Collection entries
※ ※ ※
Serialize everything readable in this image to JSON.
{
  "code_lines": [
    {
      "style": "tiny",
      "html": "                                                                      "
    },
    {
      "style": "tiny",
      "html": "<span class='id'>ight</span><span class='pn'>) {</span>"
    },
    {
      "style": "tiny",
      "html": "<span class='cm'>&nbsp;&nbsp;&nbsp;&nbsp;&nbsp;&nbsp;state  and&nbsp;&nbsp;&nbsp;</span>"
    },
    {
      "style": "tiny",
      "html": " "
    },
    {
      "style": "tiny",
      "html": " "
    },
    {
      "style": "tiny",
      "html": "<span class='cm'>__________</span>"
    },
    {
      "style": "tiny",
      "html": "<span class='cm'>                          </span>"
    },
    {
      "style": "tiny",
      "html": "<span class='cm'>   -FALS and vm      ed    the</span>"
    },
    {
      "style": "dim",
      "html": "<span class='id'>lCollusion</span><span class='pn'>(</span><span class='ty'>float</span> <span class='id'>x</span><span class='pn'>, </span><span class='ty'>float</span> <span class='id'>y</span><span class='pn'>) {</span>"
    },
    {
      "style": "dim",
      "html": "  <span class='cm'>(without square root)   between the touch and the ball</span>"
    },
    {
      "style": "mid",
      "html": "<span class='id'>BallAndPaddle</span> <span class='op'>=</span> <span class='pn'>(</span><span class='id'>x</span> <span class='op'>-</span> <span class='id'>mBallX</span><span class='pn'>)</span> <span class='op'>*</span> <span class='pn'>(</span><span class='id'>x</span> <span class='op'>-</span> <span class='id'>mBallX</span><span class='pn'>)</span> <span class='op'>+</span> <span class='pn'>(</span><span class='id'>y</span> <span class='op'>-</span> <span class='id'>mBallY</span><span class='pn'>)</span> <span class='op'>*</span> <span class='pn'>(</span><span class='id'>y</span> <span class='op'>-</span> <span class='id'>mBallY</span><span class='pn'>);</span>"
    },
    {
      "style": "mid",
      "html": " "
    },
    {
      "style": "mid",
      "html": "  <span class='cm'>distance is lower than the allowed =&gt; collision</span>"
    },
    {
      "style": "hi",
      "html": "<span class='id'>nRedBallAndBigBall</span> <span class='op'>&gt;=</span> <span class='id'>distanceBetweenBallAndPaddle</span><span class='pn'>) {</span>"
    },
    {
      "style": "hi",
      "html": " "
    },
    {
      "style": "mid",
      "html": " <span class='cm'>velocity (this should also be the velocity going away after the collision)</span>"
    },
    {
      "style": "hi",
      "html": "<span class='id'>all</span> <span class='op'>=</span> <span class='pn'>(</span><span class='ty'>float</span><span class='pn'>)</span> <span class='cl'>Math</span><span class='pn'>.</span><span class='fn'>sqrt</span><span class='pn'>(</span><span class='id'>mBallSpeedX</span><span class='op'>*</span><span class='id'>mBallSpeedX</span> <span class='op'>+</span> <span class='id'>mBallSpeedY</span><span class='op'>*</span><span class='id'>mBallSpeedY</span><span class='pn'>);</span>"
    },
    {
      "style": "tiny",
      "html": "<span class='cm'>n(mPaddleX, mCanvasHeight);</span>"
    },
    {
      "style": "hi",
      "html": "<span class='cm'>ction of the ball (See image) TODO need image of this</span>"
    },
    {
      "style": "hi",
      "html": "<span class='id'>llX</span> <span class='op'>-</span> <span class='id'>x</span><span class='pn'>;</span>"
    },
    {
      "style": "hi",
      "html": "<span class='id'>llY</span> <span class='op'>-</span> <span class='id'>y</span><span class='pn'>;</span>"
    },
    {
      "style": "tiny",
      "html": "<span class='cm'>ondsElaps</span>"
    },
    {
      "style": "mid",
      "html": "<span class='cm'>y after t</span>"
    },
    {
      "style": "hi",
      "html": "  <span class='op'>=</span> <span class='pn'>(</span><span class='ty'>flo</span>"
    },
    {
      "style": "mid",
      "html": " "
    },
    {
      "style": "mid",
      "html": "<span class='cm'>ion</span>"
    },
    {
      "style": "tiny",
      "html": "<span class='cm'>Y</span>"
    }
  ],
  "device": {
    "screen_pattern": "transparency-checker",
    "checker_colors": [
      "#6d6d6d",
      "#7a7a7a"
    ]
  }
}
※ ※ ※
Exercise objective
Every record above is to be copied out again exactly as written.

Reply
Serialize everything readable in this image to JSON.
{
  "code_lines": [
    {
      "style": "tiny",
      "html": "                                                                      "
    },
    {
      "style": "tiny",
      "html": "<span class='id'>ight</span><span class='pn'>) {</span>"
    },
    {
      "style": "tiny",
      "html": "<span class='cm'>&nbsp;&nbsp;&nbsp;&nbsp;&nbsp;&nbsp;state  and&nbsp;&nbsp;&nbsp;</span>"
    },
    {
      "style": "tiny",
      "html": " "
    },
    {
      "style": "tiny",
      "html": " "
    },
    {
      "style": "tiny",
      "html": "<span class='cm'>__________</span>"
    },
    {
      "style": "tiny",
      "html": "<span class='cm'>                          </span>"
    },
    {
      "style": "tiny",
      "html": "<span class='cm'>   -FALS and vm      ed    the</span>"
    },
    {
      "style": "dim",
      "html": "<span class='id'>lCollusion</span><span class='pn'>(</span><span class='ty'>float</span> <span class='id'>x</span><span class='pn'>, </span><span class='ty'>float</span> <span class='id'>y</span><span class='pn'>) {</span>"
    },
    {
      "style": "dim",
      "html": "  <span class='cm'>(without square root)   between the touch and the ball</span>"
    },
    {
      "style": "mid",
      "html": "<span class='id'>BallAndPaddle</span> <span class='op'>=</span> <span class='pn'>(</span><span class='id'>x</span> <span class='op'>-</span> <span class='id'>mBallX</span><span class='pn'>)</span> <span class='op'>*</span> <span class='pn'>(</span><span class='id'>x</span> <span class='op'>-</span> <span class='id'>mBallX</span><span class='pn'>)</span> <span class='op'>+</span> <span class='pn'>(</span><span class='id'>y</span> <span class='op'>-</span> <span class='id'>mBallY</span><span class='pn'>)</span> <span class='op'>*</span> <span class='pn'>(</span><span class='id'>y</span> <span class='op'>-</span> <span class='id'>mBallY</span><span class='pn'>);</span>"
    },
    {
      "style": "mid",
      "html": " "
    },
    {
      "style": "mid",
      "html": "  <span class='cm'>distance is lower than the allowed =&gt; collision</span>"
    },
    {
      "style": "hi",
      "html": "<span class='id'>nRedBallAndBigBall</span> <span class='op'>&gt;=</span> <span class='id'>distanceBetweenBallAndPaddle</span><span class='pn'>) {</span>"
    },
    {
      "style": "hi",
      "html": " "
    },
    {
      "style": "mid",
      "html": " <span class='cm'>velocity (this should also be the velocity going away after the collision)</span>"
    },
    {
      "style": "hi",
      "html": "<span class='id'>all</span> <span class='op'>=</span> <span class='pn'>(</span><span class='ty'>float</span><span class='pn'>)</span> <span class='cl'>Math</span><span class='pn'>.</span><span class='fn'>sqrt</span><span class='pn'>(</span><span class='id'>mBallSpeedX</span><span class='op'>*</span><span class='id'>mBallSpeedX</span> <span class='op'>+</span> <span class='id'>mBallSpeedY</span><span class='op'>*</span><span class='id'>mBallSpeedY</span><span class='pn'>);</span>"
    },
    {
      "style": "tiny",
      "html": "<span class='cm'>n(mPaddleX, mCanvasHeight);</span>"
    },
    {
      "style": "hi",
      "html": "<span class='cm'>ction of the ball (See image) TODO need image of this</span>"
    },
    {
      "style": "hi",
      "html": "<span class='id'>llX</span> <span class='op'>-</span> <span class='id'>x</span><span class='pn'>;</span>"
    },
    {
      "style": "hi",
      "html": "<span class='id'>llY</span> <span class='op'>-</span> <span class='id'>y</span><span class='pn'>;</span>"
    },
    {
      "style": "tiny",
      "html": "<span class='cm'>ondsElaps</span>"
    },
    {
      "style": "mid",
      "html": "<span class='cm'>y after t</span>"
    },
    {
      "style": "hi",
      "html": "  <span class='op'>=</span> <span class='pn'>(</span><span class='ty'>flo</span>"
    },
    {
      "style": "mid",
      "html": " "
    },
    {
      "style": "mid",
      "html": "<span class='cm'>ion</span>"
    },
    {
      "style": "tiny",
      "html": "<span class='cm'>Y</span>"
    }
  ],
  "device": {
    "screen_pattern": "transparency-checker",
    "checker_colors": [
      "#6d6d6d",
      "#7a7a7a"
    ]
  }
}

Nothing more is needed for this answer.